ROGUE ONE: A STAR WARS STORY (PG)
134 minutes/Opens Dec 15/3.5 stars
The story: The Rebel Alliance recruits a reluctant Jyn Erso (Felicity Jones) in its war against the evil Galactic Empire. Her missing-for-years father Galen (Mads Mikkelsen) has secretly sent a message about the Empire's powerful new weapon, the Death Star, through former Imperial pilot Bodhi (Riz Ahmed). She embarks on a mission together with intelligence officer Cassian (Diego Luna), blind warrior Chirrut (Donnie Yen), freelance assassin Baze (Jiang Wen) and android K-2SO (Alan Tudyk) to track down her father - and finds out that the planet-zapping Death Star has a weakness. Rogue One is the callsign of the space vehicle that they travel in.
For those who have wondered how the Empire could build such a powerful weapon of destruction and yet conveniently leave a fatal flaw in it that would allow Luke Skywalker to destroy it in Star Wars: Episode IV - A New Hope (1977), this movie is for you.
Rogue One serves to bridge Episode III - Revenge Of The Sith (2005), which ends with the construction of the Death Star, and A New Hope, which starts with rebel leader Princess Leia having acquired the blueprint for it. But I suppose Episode 3.5 would have made for an awkward title.
Like the last Star Wars title, The Force Awakens (2015), this new instalment features a diverse cast in terms of gender and ethnicity.
Felicity Jones makes the jump from award-winning dramas (The Theory Of Everything, 2014) to big-budget movies (Inferno, 2016) and her strong-willed and quick-thinking heroine is compelling. Mexican actor Diego Luna and British-Pakistani actor-rapper Riz Ahmed are competent in their roles.
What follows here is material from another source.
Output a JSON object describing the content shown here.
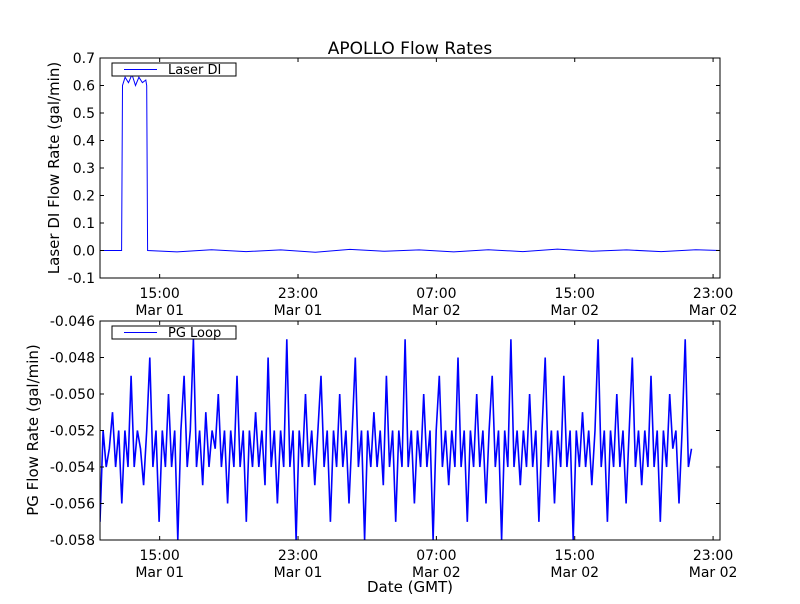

And, cue sigh of relief, Hong Kong action star Donnie Yen is no mere token presence. Chirrut is some kind of Jedi gongfu warrior and Yen gets to show off some moves and also has a poignant and pivotal scene towards the end. In comparison, acclaimed Chinese actor-director Jiang Wen has less to do, though he does make an impact of sorts with his screen presence.
There is also comic relief from K-2SO, a droll droid in the tradition of C-3PO, voiced by Alan Tudyk, once part of the short-lived space adventure series Firefly (2002).
While the movie is a little confusing to follow at the beginning, jumping as it does from location to location, director Gareth Edwards (Godzilla, 2014) soon gets a handle on its scale as he juggles more intimate moments between the characters with the bigger battle and space scenes.
So Rogue One is entertaining enough, but there is not much surprise as to how things turn out, given that we already know that Princess Leia has the plans in A New Hope. If only the story could have gone a little rogue.